The report is a glossy and enthusiastic call for a library that is modern, innovative, connected, landmark, plus a handful more buzzwords. Beyond the traditional library spaces, it should contain a café, restaurants, collaborative workshop spaces, a teen zone, discover spaces, meeting rooms, outdoor and indoor gardens, and all wrapped in a bold—preferably glass—architectural statement that proudly shouts out: THIS IS OTTAWA’S LIBRARY!
It reads as a loud and extroverted vision for a library. Is that not a bit strange for a library? Are not libraries quiet and contemplative places? Yes, yes. I know. Libraries are changing. Digital technology. Virtual space. But are libraries really changing as a response to technology? Reviewing the wishlist from the report makes me wonder if people were describing a library, a community centre, or maybe even an image of their ideal neighbourhood. It is not that surprising. Libraries are one of the few remaining free public civic buildings. In an increasingly privatized and commercialized city, libraries and parks are two of the few public building projects we can target for our wishlist for shared community space. Certainly there is room for overlap between different community spaces but there are also ways in which the different programs conflict.
We should be careful not to lose the library amidst the noise of a “dream big” wishlist for public space. By the same token, we should not ignore the clear thirst for more public space by hoping to cram it all into a single building project.
I take issue with several of the recommendations and conclusions in the latest report. First, the jump from the renew, renovate, redevelop options to abandoning the existing library and building new. The report recommends a central library of 132,000 sq.ft. to accommodate the functional programming that emerged from combining best practices, the Ottawa context and existing OPL branch network, and the public wishlist. The existing building only offers a total of 109,000 sq.ft. leading the writers of the report to conclude that the only solution is a new building.
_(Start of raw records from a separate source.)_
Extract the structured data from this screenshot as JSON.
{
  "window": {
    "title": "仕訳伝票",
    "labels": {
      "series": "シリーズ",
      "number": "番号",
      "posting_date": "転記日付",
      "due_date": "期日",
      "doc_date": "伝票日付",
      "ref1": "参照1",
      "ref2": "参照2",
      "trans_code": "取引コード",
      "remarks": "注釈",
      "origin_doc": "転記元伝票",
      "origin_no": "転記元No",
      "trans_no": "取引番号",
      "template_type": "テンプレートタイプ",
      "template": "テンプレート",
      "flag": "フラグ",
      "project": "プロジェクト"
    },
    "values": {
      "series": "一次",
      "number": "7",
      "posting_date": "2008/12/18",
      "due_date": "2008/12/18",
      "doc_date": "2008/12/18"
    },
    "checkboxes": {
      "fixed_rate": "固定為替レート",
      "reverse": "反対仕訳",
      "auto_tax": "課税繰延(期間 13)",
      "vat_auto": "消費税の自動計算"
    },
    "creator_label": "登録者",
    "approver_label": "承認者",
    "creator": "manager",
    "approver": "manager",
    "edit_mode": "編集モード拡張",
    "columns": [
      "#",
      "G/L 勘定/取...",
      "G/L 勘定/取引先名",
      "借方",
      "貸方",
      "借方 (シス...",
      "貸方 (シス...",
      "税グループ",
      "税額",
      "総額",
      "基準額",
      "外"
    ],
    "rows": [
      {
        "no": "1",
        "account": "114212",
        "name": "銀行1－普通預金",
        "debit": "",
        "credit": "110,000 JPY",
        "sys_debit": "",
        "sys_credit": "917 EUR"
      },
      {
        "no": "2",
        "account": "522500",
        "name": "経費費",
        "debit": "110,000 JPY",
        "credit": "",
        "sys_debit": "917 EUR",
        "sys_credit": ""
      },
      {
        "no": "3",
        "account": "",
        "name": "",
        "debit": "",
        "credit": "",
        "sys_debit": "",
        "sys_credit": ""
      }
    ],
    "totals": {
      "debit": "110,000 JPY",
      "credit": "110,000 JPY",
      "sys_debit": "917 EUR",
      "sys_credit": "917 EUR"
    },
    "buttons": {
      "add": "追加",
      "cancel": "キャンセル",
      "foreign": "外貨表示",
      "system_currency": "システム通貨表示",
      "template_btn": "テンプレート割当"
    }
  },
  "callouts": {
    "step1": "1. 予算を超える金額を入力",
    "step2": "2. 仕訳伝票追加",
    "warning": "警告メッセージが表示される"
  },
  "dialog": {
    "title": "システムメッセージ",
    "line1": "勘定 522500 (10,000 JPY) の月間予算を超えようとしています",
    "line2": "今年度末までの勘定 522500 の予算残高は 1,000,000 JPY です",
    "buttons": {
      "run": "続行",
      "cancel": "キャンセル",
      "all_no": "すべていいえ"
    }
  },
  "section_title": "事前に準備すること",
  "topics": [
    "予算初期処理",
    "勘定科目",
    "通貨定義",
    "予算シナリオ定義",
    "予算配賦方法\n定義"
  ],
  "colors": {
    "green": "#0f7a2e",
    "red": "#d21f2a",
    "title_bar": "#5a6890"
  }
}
If I were to add up all the functional programming for my “dream big” home, it would not fit into a 600 square foot apartment. But there are two important factors as to why my 600 sq.ft. apartment is able to fulfill my housing needs and then some. First, a lot of the spaces in my apartment serve different functions at different times. Second, I live downtown and have easy access to places that fulfill my needs without having to have them contained within my private residence. Who needs a guest room and formal dining room when there is a hotel and huge selection of restaurants down the street?
Both factors are based on my willingness to make certain concessions and sacrifices because of the ever important consideration; location, location, location. Interestingly, several attendees reported that this major issue of pressing public concern was specifically left off the library roundtable. The “sky’s the limit” public consultation on the “central library” was limited to a wishlist definition of “library” but did not invite any discussion of “central”. Not only did this not provide participants an opportunity to identify the key considerations for defining a central location, it did not invite a discussion on how the location might impact the program.
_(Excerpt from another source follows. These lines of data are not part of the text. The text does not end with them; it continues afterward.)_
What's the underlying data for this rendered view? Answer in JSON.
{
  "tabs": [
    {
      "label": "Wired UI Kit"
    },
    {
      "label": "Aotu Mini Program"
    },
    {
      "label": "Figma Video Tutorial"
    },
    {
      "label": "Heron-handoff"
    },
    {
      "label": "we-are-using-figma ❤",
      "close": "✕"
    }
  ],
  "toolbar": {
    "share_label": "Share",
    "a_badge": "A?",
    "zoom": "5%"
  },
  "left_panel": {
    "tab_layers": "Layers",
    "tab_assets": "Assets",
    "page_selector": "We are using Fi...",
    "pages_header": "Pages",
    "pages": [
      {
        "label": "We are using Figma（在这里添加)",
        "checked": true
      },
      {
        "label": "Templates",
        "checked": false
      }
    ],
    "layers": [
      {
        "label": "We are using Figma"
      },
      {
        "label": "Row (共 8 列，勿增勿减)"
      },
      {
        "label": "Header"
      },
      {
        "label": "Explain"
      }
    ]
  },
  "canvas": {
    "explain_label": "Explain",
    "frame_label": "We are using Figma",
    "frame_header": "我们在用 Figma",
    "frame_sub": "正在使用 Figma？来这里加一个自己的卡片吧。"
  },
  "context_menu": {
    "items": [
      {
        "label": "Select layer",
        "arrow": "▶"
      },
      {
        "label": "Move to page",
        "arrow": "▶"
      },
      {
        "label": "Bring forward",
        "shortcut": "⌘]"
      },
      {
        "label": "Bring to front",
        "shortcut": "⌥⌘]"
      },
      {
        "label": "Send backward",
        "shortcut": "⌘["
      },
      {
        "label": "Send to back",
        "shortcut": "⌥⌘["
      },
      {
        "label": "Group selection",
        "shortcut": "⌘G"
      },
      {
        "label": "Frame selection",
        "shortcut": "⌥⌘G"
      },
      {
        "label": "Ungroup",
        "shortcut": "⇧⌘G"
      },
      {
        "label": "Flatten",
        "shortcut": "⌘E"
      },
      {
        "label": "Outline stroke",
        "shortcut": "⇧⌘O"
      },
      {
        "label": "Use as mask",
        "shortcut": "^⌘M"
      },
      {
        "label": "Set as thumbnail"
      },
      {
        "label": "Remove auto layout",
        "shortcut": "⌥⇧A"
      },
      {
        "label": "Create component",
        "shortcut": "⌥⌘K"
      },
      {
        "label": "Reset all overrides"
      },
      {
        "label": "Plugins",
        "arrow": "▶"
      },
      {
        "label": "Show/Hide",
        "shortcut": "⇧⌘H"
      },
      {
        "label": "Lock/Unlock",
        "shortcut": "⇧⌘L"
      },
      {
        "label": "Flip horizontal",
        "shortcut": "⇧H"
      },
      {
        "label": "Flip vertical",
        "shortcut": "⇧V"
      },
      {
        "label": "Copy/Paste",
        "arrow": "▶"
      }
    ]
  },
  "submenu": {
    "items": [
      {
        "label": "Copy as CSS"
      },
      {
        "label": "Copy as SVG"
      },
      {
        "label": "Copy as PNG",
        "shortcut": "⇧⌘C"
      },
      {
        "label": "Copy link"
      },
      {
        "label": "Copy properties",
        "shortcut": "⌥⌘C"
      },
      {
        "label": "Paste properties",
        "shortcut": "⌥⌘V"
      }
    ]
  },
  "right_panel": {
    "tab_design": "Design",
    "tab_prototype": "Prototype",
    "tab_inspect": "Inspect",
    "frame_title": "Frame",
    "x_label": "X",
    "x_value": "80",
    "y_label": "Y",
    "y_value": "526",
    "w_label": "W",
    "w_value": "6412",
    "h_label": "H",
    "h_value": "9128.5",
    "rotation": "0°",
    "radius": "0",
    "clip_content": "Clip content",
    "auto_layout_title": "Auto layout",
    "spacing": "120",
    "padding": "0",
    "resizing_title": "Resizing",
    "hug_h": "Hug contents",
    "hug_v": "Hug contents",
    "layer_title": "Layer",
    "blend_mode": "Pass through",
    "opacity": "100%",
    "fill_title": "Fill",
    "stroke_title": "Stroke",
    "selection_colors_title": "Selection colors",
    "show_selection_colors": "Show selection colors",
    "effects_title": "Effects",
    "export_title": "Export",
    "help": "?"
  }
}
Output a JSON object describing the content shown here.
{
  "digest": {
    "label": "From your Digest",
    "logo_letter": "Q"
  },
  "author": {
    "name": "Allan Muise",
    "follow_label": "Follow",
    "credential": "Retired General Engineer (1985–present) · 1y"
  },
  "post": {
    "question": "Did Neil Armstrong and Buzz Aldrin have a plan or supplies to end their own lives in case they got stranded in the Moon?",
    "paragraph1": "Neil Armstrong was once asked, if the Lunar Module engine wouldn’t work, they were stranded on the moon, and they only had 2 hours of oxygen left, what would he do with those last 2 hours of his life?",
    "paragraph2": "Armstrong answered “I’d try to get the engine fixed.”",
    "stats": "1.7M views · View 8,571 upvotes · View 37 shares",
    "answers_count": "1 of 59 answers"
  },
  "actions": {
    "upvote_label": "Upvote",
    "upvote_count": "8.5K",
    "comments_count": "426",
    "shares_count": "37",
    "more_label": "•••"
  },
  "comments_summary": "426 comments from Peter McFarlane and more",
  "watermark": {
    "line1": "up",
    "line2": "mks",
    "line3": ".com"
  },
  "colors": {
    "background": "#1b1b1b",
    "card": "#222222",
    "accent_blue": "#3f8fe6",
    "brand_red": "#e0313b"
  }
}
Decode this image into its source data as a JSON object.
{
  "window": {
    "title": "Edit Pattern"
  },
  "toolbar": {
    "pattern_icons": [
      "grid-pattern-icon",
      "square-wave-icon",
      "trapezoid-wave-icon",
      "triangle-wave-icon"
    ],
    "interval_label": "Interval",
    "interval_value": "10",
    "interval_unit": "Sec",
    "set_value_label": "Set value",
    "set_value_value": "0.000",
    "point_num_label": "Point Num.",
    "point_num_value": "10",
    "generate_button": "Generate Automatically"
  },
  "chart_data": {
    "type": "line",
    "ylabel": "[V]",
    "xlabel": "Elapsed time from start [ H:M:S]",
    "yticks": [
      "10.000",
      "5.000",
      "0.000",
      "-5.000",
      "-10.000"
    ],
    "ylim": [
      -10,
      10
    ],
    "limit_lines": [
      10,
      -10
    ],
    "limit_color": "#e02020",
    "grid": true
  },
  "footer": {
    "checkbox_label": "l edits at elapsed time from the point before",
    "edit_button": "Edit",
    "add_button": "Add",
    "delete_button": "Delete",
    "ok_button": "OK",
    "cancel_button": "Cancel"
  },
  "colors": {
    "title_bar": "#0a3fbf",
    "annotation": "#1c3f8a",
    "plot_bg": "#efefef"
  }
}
If space is at a premium, could not some of the spaces serve multiple functions? And why exactly does a central library need a café, a staff exercise room, print facilities, meeting rooms, etc. when it is surrounded by coffee shops, gyms, printers, office space? If we want to discuss the option of public private partnerships, why not consider partnerships with a network of private enterprises scattered within easy walking distance that could provide different desired bonus but not entirely integral services? Let the library be the central program of the central library.
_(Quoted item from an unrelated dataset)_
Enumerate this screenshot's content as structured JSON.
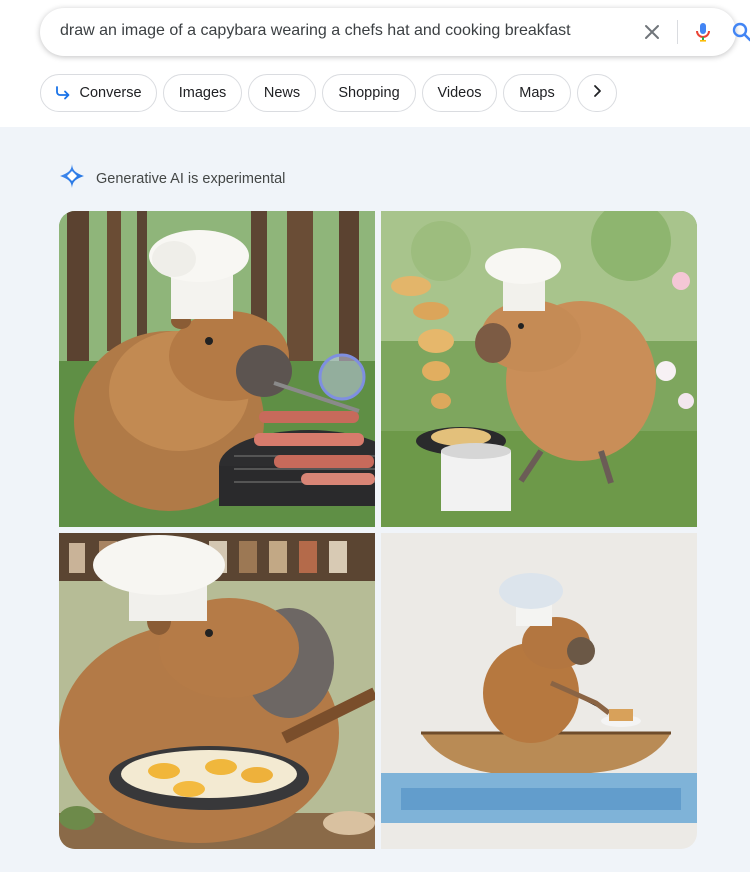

My second concern is with the architectural vision being promoted. Let me start by getting my personal taste out of the way and reiterate that I think Ottawa already has a landmark and architecturally significant Central Library. The existing library on Metcalfe is a stunning example of Canadian brutalism. I admit that concrete has gone out of fashion and glass is back in. But all the more reason to warn against so much focus on a flashy design that follows the current design trends.
Trends keep us from considering important design questions. Is a library a place to look out onto the city or a place to retreat from it? Do you want a bright open space to read your book or a cozy little nook? The history of library design continually shifts between these two somewhat contradictory ends of the spectrum, from extroverted to introverted.
Obviously I don’t mean to argue against my profession. I do mean to point out that architecture is more than the creation of an eye-catching, postcard (or selfie) ready, billboard for a city. A skillful and thoughtful architect is just as capable of designing an elegant and understated building that functions well, connects with the individual user, and creates value and meaning for the community it serves. It is a disservice to both the library and architecture to put so much emphasis on the look of the building.